Xenobots: the first living, self-healing robots in the world.
Xenobots are living reconfigurable biobots created using the stem cells of African Clawed frogs (Xenopus laevis). The first designs of the xenobots were created by the University of Vermont in collaboration with Tufts University’s Allen discovery centre.
An individual xenobot is composed of about 500 -1000 cells; making each one of them less than a millimetre (0.04 inches) in size.
How are they made?
According to the computer-simulated designs of xenobots, Vermont researchers recognized that the most suitable building blocks for the creation of these living systems are heart muscle cells and skin cells. Heart muscle cells are able to spontaneously contract and relax while skin cells can provide a more rigid structure. The desired heart muscle cells and skin cells are acquired by incubating stem cells that are capable of developing into different cell types. First, these pluripotent stem cells from early staged (blastula stage) frog embryos were extracted, dissociated and left to incubate precisely to achieve the desired number and types of cells. These derived heart muscle cells and the skin cells from the stem cells of frog embryos are then processed further, merged and set loose in vitro. The newly created xenobots had enough energy to self-locomote up to 10 days in an aqueous environment. But they may function longer if a nutrient-rich medium is provided.
The first designs were in silico!
The first models of the xenobots were designed in silico employing an evolutionary algorithm. The biological passive and the contractile building blocks that simulate skin cells and the heart muscle cells, were combined in a virtual environment and programmed to acquire desired behaviour patterns. Different configurations of building blocks yield different behaviours. First, several random configurations were used. Then the best configurations were selected using an evolutionary algorithm that mimics natural selection.
Those selected configurations were then crafted into xenobots by merging skin cells and heart muscle cells, and their behavioural patterns in vitro were compared against those predicted in the computer simulations. The complete process consists of three basic steps; evolutionary designing in-silico, manipulation in-vitro, and realization in-vivo.
The created xenobots were expected to exhibit four different behaviours; locomotion, object manipulation, object transportation, and collective behaviour.
All the designs successfully exhibited the locomotion behaviour in vivo as predicted in-silico. To determine whether the xenobot’s movement was a result of chance or due to the designs’ evolved geometry and tissue placement, one design was rotated 180° about its transverse plane and evaluated for another 25 times in silico and in vivo. The inverted design showed lesser net displacement compared to the upright design both in silico and in vivo confirming that the desired behaviour does not occur due to chance but due to the precise geometry and tissue placement itself (Figure 4).
Some evolved designs in silico had a hole through the centre of their transverse plan to reduce hydrodynamic drag.
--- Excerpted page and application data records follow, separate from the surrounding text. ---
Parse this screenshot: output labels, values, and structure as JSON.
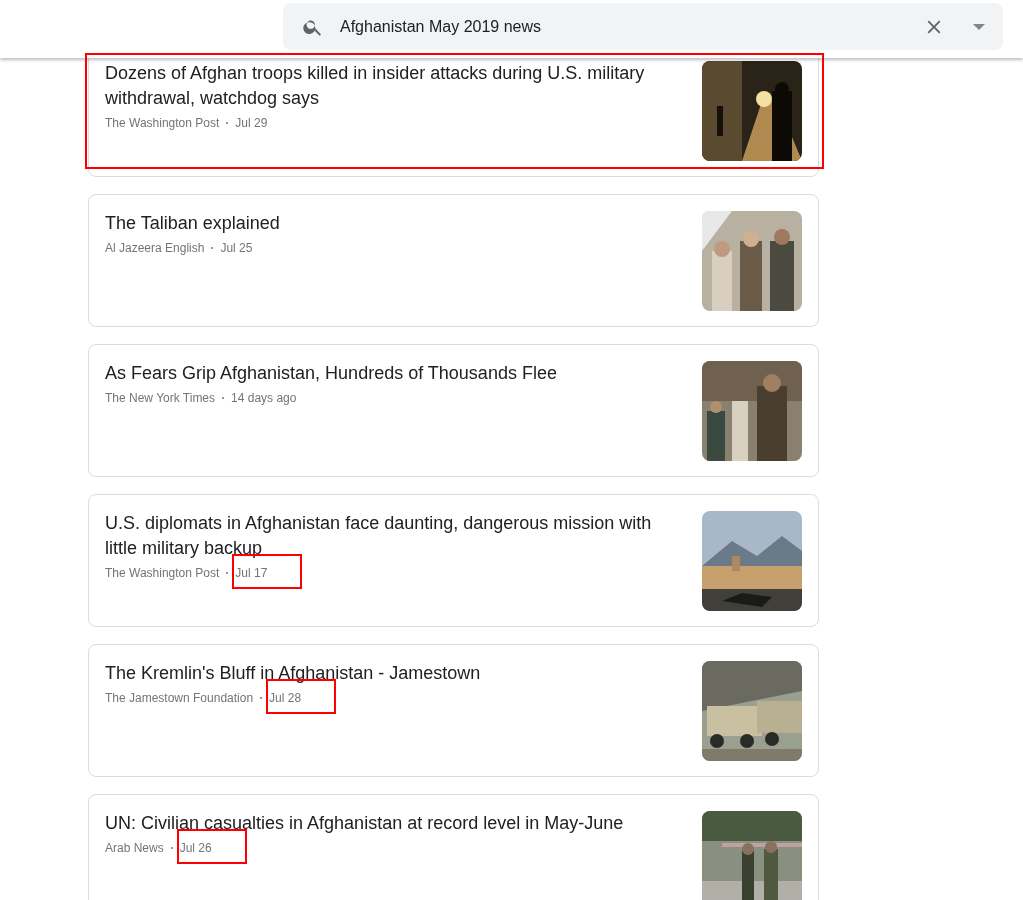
{
  "search": {
    "value": "Afghanistan May 2019 news"
  },
  "articles": [
    {
      "title": "Dozens of Afghan troops killed in insider attacks during U.S. military withdrawal, watchdog says",
      "source": "The Washington Post",
      "date": "Jul 29",
      "card_marked": true,
      "date_marked": false
    },
    {
      "title": "The Taliban explained",
      "source": "Al Jazeera English",
      "date": "Jul 25",
      "card_marked": false,
      "date_marked": false
    },
    {
      "title": "As Fears Grip Afghanistan, Hundreds of Thousands Flee",
      "source": "The New York Times",
      "date": "14 days ago",
      "card_marked": false,
      "date_marked": false
    },
    {
      "title": "U.S. diplomats in Afghanistan face daunting, dangerous mission with little military backup",
      "source": "The Washington Post",
      "date": "Jul 17",
      "card_marked": false,
      "date_marked": true
    },
    {
      "title": "The Kremlin's Bluff in Afghanistan - Jamestown",
      "source": "The Jamestown Foundation",
      "date": "Jul 28",
      "card_marked": false,
      "date_marked": true
    },
    {
      "title": "UN: Civilian casualties in Afghanistan at record level in May-June",
      "source": "Arab News",
      "date": "Jul 26",
      "card_marked": false,
      "date_marked": true
    }
  ]
}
This hole was retained as a cavity to store and transport objects.
Moreover, several collective behaviours that were predicted in silico were observed in vivo; when several xenobots were kept together, they entangled, rotated around the same axis, moving towards the same direction. This collective orbital movement proves that xenobots can exhibit grouping behaviour.
Xenobots neither anatomically nor functionally represent traditional robots and they even exhibited self-healing capabilities; when the scientists sliced one robot, it reformed itself and kept moving.
Over time, conventional robots fail and can generate detrimental ecological and health side effects. Xenobots are more environmentally friendly than biological robots, and better for human health.
Xenobots can be used to deliver medication inside the human body, diagnose and destroy diseases such as cancer or even scrape out plaque in human arteries because of the nontoxicity and self-limiting lifespan. They can be further improved to clean up toxic waste and collect ocean microplastics. In addition, their capacity to restore birth defects may have a massive effect on regenerative medicine and developmental biology.
Along with these immediate functional tasks, xenobots may also help researchers to learn more about cell biology. Other than that, immunologically compatible biobots can be improvised out of one’s stem cells using xenobots as a model, contributing to future advancement in personalized medicine.
Living cells of Xenopus laevis are being employed to create these reconfigurable biobots. In its true essence, xenobots are genetically identical but anatomically distinct from Xenopus laevis. Though they function as an autonomous unit or an assemblage of living cells with rudimentary cognitive behaviours, they can not be entirely considered as ‘living organisms’, because they cannot reproduce, lack a nervous system rendering them incapable of performing sensory functions -those that are essential characteristics in a living organism. Consequently, it can only be recognized as a novel ‘life form’ without giving rise to a question of proper ethical consideration.
As a result of potential technological advances, if these biobots were to become more sophisticated, more biologically incorporated — even reproductively capable — ethical problems could emerge in the near future!
According to researchers, these novel reconfigurable bio-machines could revolutionize the fields of science and technology including medicine and healthcare in the near future.